The Paleozoic is the era of geologic time spanning about 541 to 248 million years ago. Paleozoic means ancient life (even though evidence of microbial life extends well back in time to some of the earliest sedimentary rocks still preserved and discovered on Earth). The Paleozoic Era follows the Precambrian Eon and precedes the Mesozoic Era. The term Paleozoic is used to describe the age of rocks that formed and accumulated in that time period. Highlights include:
• Dominant large animals: Invertebrates dominate early; fish and amphibians appear in the middle Paleozoic, and reptiles appear even later.
• Continents were mostly clustered together throughout the Paleozoic Era.
• Large, warm, clear, shallow seas covered large portions of continents.
• Similar animal and plant species existed on each continent.

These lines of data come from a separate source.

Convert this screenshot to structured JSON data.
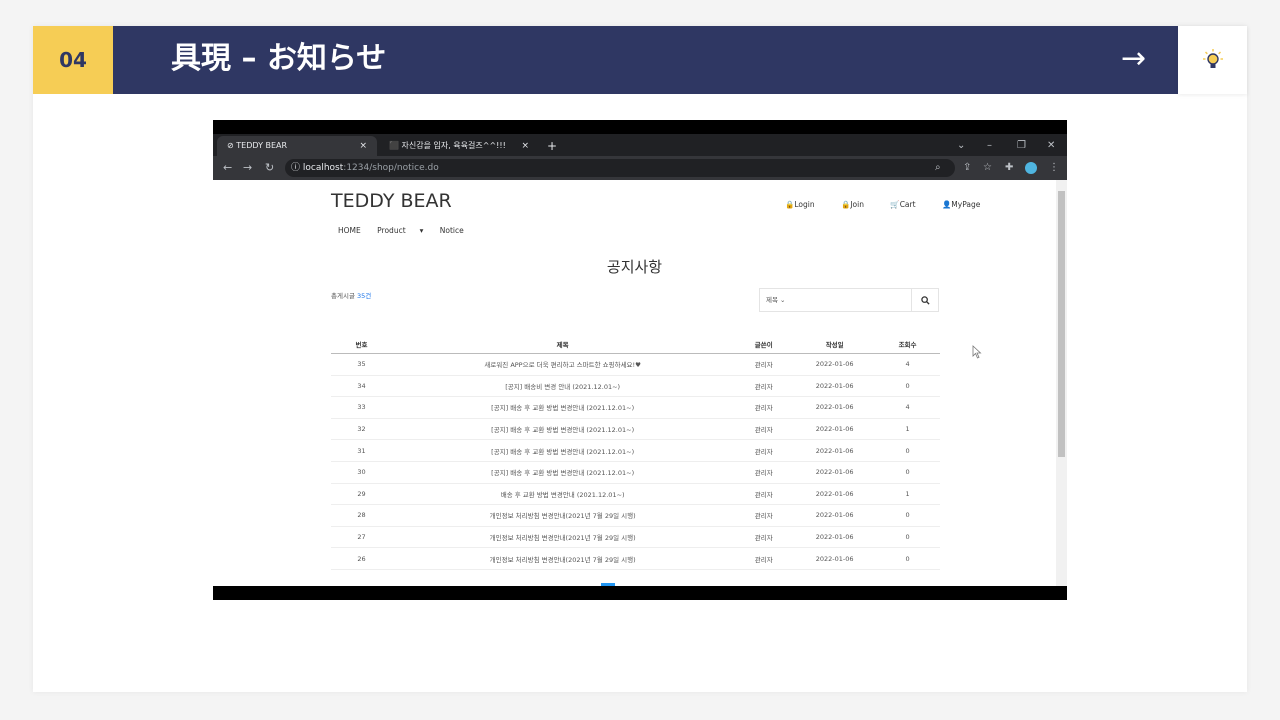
{
  "slide": {
    "number": "04",
    "title": "具現 – お知らせ",
    "arrow": "→",
    "accent_color": "#f6cd55",
    "header_color": "#2f3763",
    "bulb_icon": "lightbulb-icon"
  },
  "browser": {
    "tabs": [
      {
        "label": "TEDDY BEAR",
        "close": "×"
      },
      {
        "label": "자신감을 입자, 육육걸즈^^!!!",
        "close": "×"
      }
    ],
    "new_tab": "+",
    "url_host": "localhost",
    "url_path": ":1234/shop/notice.do"
  },
  "site": {
    "brand": "TEDDY BEAR",
    "top_links": [
      "Login",
      "Join",
      "Cart",
      "MyPage"
    ],
    "menu": [
      "HOME",
      "Product",
      "Notice"
    ],
    "page_title": "공지사항",
    "count_prefix": "총게시글 ",
    "count_value": "35건",
    "search_select": "제목",
    "columns": [
      "번호",
      "제목",
      "글쓴이",
      "작성일",
      "조회수"
    ],
    "rows": [
      {
        "no": "35",
        "title": "새로워진 APP으로 더욱 편리하고 스마트한 쇼핑하세요!♥",
        "writer": "관리자",
        "date": "2022-01-06",
        "views": "4"
      },
      {
        "no": "34",
        "title": "[공지] 배송비 변경 안내 (2021.12.01~)",
        "writer": "관리자",
        "date": "2022-01-06",
        "views": "0"
      },
      {
        "no": "33",
        "title": "[공지] 배송 후 교환 방법 변경안내 (2021.12.01~)",
        "writer": "관리자",
        "date": "2022-01-06",
        "views": "4"
      },
      {
        "no": "32",
        "title": "[공지] 배송 후 교환 방법 변경안내 (2021.12.01~)",
        "writer": "관리자",
        "date": "2022-01-06",
        "views": "1"
      },
      {
        "no": "31",
        "title": "[공지] 배송 후 교환 방법 변경안내 (2021.12.01~)",
        "writer": "관리자",
        "date": "2022-01-06",
        "views": "0"
      },
      {
        "no": "30",
        "title": "[공지] 배송 후 교환 방법 변경안내 (2021.12.01~)",
        "writer": "관리자",
        "date": "2022-01-06",
        "views": "0"
      },
      {
        "no": "29",
        "title": "배송 후 교환 방법 변경안내 (2021.12.01~)",
        "writer": "관리자",
        "date": "2022-01-06",
        "views": "1"
      },
      {
        "no": "28",
        "title": "개인정보 처리방침 변경안내(2021년 7월 29일 시행)",
        "writer": "관리자",
        "date": "2022-01-06",
        "views": "0"
      },
      {
        "no": "27",
        "title": "개인정보 처리방침 변경안내(2021년 7월 29일 시행)",
        "writer": "관리자",
        "date": "2022-01-06",
        "views": "0"
      },
      {
        "no": "26",
        "title": "개인정보 처리방침 변경안내(2021년 7월 29일 시행)",
        "writer": "관리자",
        "date": "2022-01-06",
        "views": "0"
      }
    ]
  }
}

• Continents were mostly low with little relief. Few large mountain ranges existed on and around most continental landmasses (compared with today).
• The combined Appalachians and Atlas Mountains formed 350 to 400 MYA (between what was North America and Africa before the opening of the Atlantic Ocean basin).